After all, Hamilton happens to have landed a drive in what is currently the best car in Formula One. While other drivers work their way through the ranks of lesser teams - or never go any further - young Lewis has an absolute beast of a vehicle at his disposal. If we compare the way Hamilton burst on to the scene with, for example, Michael Owen’s emergence 10 years ago, it all seems a bit cushy. Would we have been quite so impressed with the way the young prodigy skipped past Argentina’s defenders at the 1998 World Cup if the opposition had all been forced to wear flip-flops instead of football boots? I don’t think so. Yet the advantage of driving for McLaren seems just as unfair.
There are also the potential distractions of life ‘in the fast lane’. Hamilton is young, passably good-looking (even if he still looks about 12), and now fairly wealthy - with a bucketload of big-money endorsements no doubt waiting to be signed. He’s surrounded by very attractive women who seem to have a thing about racing drivers and who will no doubt want to be shown a good time. Racing drivers are in some ways perfect company for aspiring models since they’re probably not allowed to eat either. After all, there’s no point in some engineering whizzkid shaving thousandths of a second off the car’s lap-time only for some lard-arse to get behind the wheel.
Let’s hope for the sake of his career that Hamilton turns out to be as single-minded and, frankly, boring as Michael Owen - or the pants-wetting eulogies of the British media will seem like premature congratulation.
Still, ‘boring’ shouldn’t be a stretch for someone in such a dull sport. Driving a Formula One car must be fantastic. They’re fast, they look cool and they’re almost pointlessly noisy. When I was young, they experimented with motor racing on the streets of my hometown, Birmingham. Even a mile-and-a-half away, the sound of cars hurtling past the Central Mosque was pretty loud. Hitting 200mph on the straight, or whizzing round tight bends at speeds that would get your licence taken off you if you did them on the motorway, is about as thrilling as it gets.

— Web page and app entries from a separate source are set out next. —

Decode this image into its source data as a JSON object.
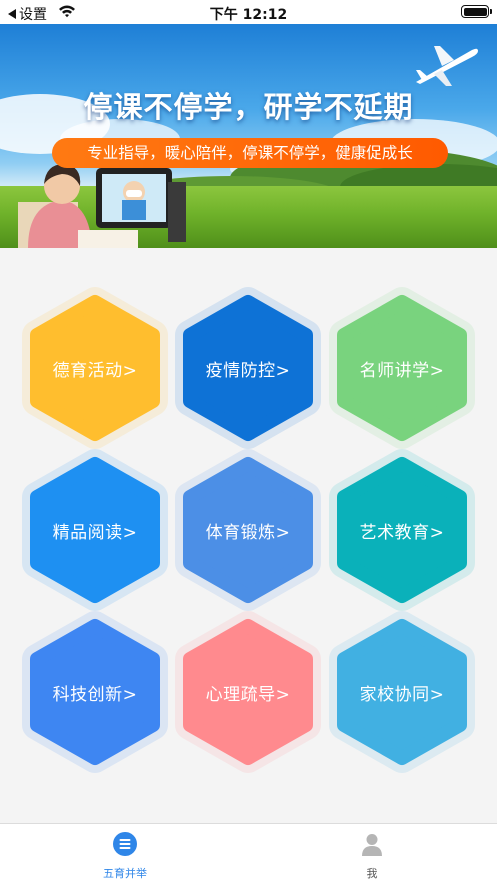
{
  "status_bar": {
    "back_label": "设置",
    "time": "下午 12:12"
  },
  "banner": {
    "title": "停课不停学，研学不延期",
    "subtitle": "专业指导，暖心陪伴，停课不停学，健康促成长"
  },
  "modules": [
    {
      "label": "德育活动>",
      "color": "#FFBE2E"
    },
    {
      "label": "疫情防控>",
      "color": "#0E72D6"
    },
    {
      "label": "名师讲学>",
      "color": "#79D37E"
    },
    {
      "label": "精品阅读>",
      "color": "#1E90F2"
    },
    {
      "label": "体育锻炼>",
      "color": "#4C8FE6"
    },
    {
      "label": "艺术教育>",
      "color": "#0AB1BA"
    },
    {
      "label": "科技创新>",
      "color": "#3E86F2"
    },
    {
      "label": "心理疏导>",
      "color": "#FF8A8E"
    },
    {
      "label": "家校协同>",
      "color": "#41B0E2"
    }
  ],
  "tab_bar": {
    "tabs": [
      {
        "label": "五育并举",
        "icon": "list-icon",
        "active": true
      },
      {
        "label": "我",
        "icon": "profile-icon",
        "active": false
      }
    ],
    "active_color": "#2F86E8",
    "inactive_color": "#555555"
  }
}
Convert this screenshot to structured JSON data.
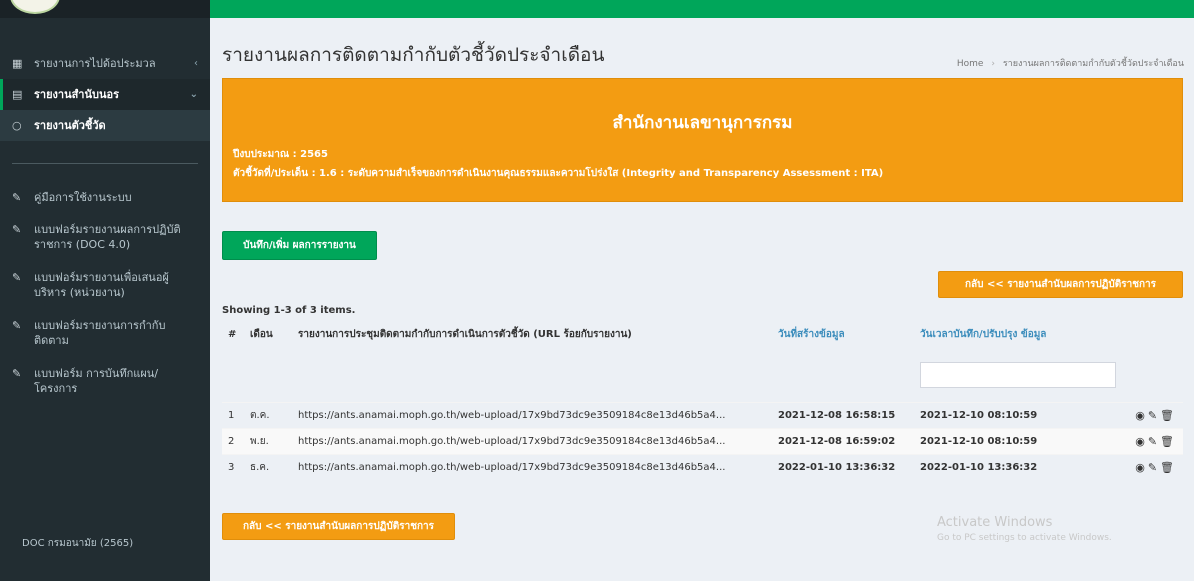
{
  "sidebar": {
    "items": [
      {
        "icon": "table-icon",
        "label": "รายงานการไปด้อประมวล",
        "chevron": "‹"
      },
      {
        "icon": "file-icon",
        "label": "รายงานสำนับนอร",
        "chevron": "⌄"
      },
      {
        "icon": "circle-icon",
        "label": "รายงานตัวชี้วัด"
      },
      {
        "icon": "book-icon",
        "label": "คู่มือการใช้งานระบบ"
      },
      {
        "icon": "book-icon",
        "label": "แบบฟอร์มรายงานผลการปฏิบัติราชการ (DOC 4.0)"
      },
      {
        "icon": "book-icon",
        "label": "แบบฟอร์มรายงานเพื่อเสนอผู้บริหาร (หน่วยงาน)"
      },
      {
        "icon": "book-icon",
        "label": "แบบฟอร์มรายงานการกำกับติดตาม"
      },
      {
        "icon": "book-icon",
        "label": "แบบฟอร์ม การบันทึกแผน/โครงการ"
      }
    ],
    "bottom_label": "DOC กรมอนามัย (2565)"
  },
  "page": {
    "title": "รายงานผลการติดตามกำกับตัวชี้วัดประจำเดือน",
    "breadcrumb_home": "Home",
    "breadcrumb_current": "รายงานผลการติดตามกำกับตัวชี้วัดประจำเดือน"
  },
  "banner": {
    "title": "สำนักงานเลขานุการกรม",
    "year_line": "ปีงบประมาณ : 2565",
    "indicator_line": "ตัวชี้วัดที่/ประเด็น : 1.6 : ระดับความสำเร็จของการดำเนินงานคุณธรรมและความโปร่งใส (Integrity and Transparency Assessment : ITA)"
  },
  "buttons": {
    "add_result": "บันทึก/เพิ่ม ผลการรายงาน",
    "back_top": "กลับ << รายงานสำนับผลการปฏิบัติราชการ",
    "back_bottom": "กลับ << รายงานสำนับผลการปฏิบัติราชการ"
  },
  "table": {
    "summary": "Showing 1-3 of 3 items.",
    "headers": {
      "num": "#",
      "month": "เดือน",
      "report": "รายงานการประชุมติดตามกำกับการดำเนินการตัวชี้วัด (URL ร้อยกับรายงาน)",
      "created": "วันที่สร้างข้อมูล",
      "updated": "วันเวลาบันทึก/ปรับปรุง ข้อมูล"
    },
    "rows": [
      {
        "num": "1",
        "month": "ต.ค.",
        "url": "https://ants.anamai.moph.go.th/web-upload/17x9bd73dc9e3509184c8e13d46b5a4...",
        "created": "2021-12-08 16:58:15",
        "updated": "2021-12-10 08:10:59"
      },
      {
        "num": "2",
        "month": "พ.ย.",
        "url": "https://ants.anamai.moph.go.th/web-upload/17x9bd73dc9e3509184c8e13d46b5a4...",
        "created": "2021-12-08 16:59:02",
        "updated": "2021-12-10 08:10:59"
      },
      {
        "num": "3",
        "month": "ธ.ค.",
        "url": "https://ants.anamai.moph.go.th/web-upload/17x9bd73dc9e3509184c8e13d46b5a4...",
        "created": "2022-01-10 13:36:32",
        "updated": "2022-01-10 13:36:32"
      }
    ],
    "action_icons": {
      "view": "◉",
      "edit": "✎",
      "delete": "🗑"
    }
  },
  "watermark": {
    "line1": "Activate Windows",
    "line2": "Go to PC settings to activate Windows."
  },
  "colors": {
    "topbar": "#00a65a",
    "sidebar": "#222d32",
    "banner": "#f39c12",
    "link": "#3c8dbc"
  }
}
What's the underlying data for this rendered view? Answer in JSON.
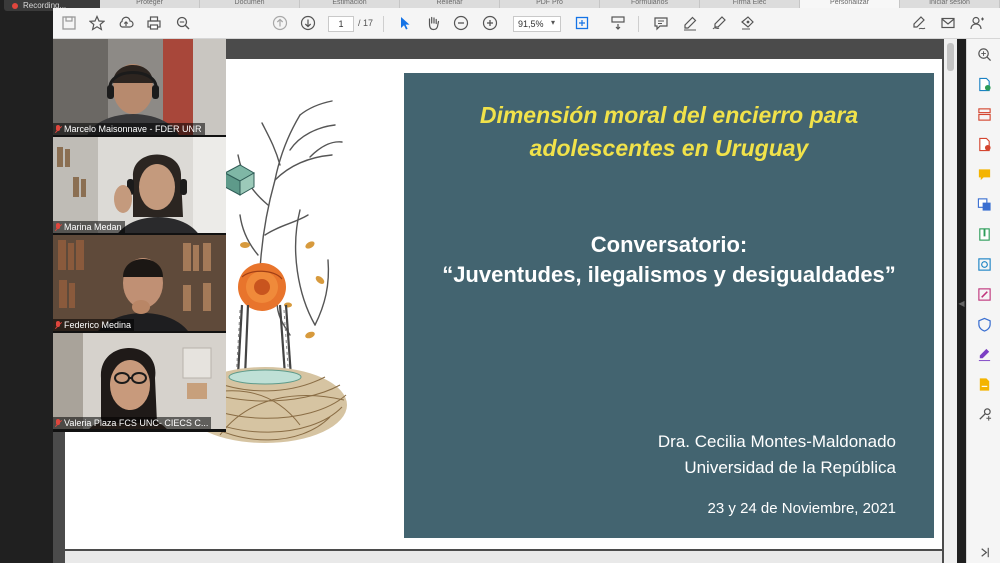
{
  "recording": {
    "label": "Recording..."
  },
  "tabs": [
    "Proteger",
    "Documen",
    "Estimación",
    "Rellenar",
    "PDF Pro",
    "Formularios",
    "Firma Elec",
    "Personalizar",
    "Iniciar sesión"
  ],
  "toolbar": {
    "page_current": "1",
    "page_total": "/ 17",
    "zoom": "91,5%"
  },
  "participants": [
    {
      "name": "Marcelo Maisonnave - FDER UNR"
    },
    {
      "name": "Marina Medan"
    },
    {
      "name": "Federico Medina"
    },
    {
      "name": "Valeria Plaza FCS UNC- CIECS C..."
    }
  ],
  "slide": {
    "title_line1": "Dimensión moral del encierro para",
    "title_line2": "adolescentes en Uruguay",
    "sub_line1": "Conversatorio:",
    "sub_line2": "“Juventudes, ilegalismos y desigualdades”",
    "author": "Dra. Cecilia Montes-Maldonado",
    "institution": "Universidad de la República",
    "date": "23 y 24 de Noviembre, 2021"
  },
  "colors": {
    "slide_bg": "#436470",
    "title_yellow": "#f1e24a",
    "accent_blue": "#1473e6",
    "mic_red": "#e0463d"
  }
}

Watching such cars going round and round for 70-odd laps is as dull as ditchwater. On a Sunday afternoon, even the EastEnders omnibus is a rollercoaster ride of thrills in comparison.
This is Formula One, where they can have lengthy conversations about how much fuel they’ve got, what kind of tyres they’re using or whether they will stop once or twice. That’s the kind of conversation I have with the missus when we’re on the motorway: to stop once, but make it a really good one - say, a service station with a Marks and Spencer Simply Food that sells really nice sandwiches - or stop twice and slum it with whatever swill passes for coffee from Wimpy these days.
This is the sport which is supposed to be at the cutting edge of automotive technology but seems to devote inordinate energy to concocting rules to make the cars go slower. If you happen to be in one of the top cars - basically, a McLaren or a Ferrari - the object of the exercise is to get to the first corner in front and only take as many pit stops as your main rival. Then, unless the pit crew manage to set fire to the car, the rest of the race is a procession.
It’s not even that dangerous, anymore. In a sport where the very best have been killed (like Ayrton Senna in 1994) or burnt to within an inch of their lives (like Niki Lauda in 1976), Sunday’s race was notable for a hair-raising crash in which the driver, Robert Kubica, suffered a slight concussion and a sprained ankle. No one wants to see people hurt, of course; but the feeling that drivers were operating at the limits of personal safety certainly gave the sport some edge in the past.
Perhaps I’m being churlish. After all, given that Hamilton’s only serious competition at the moment appears to be his teammate Alonso, the grand prix season is already turning into a two-horse race. So, much like the Premiership, then.
Rob Lyons is deputy editor of spiked.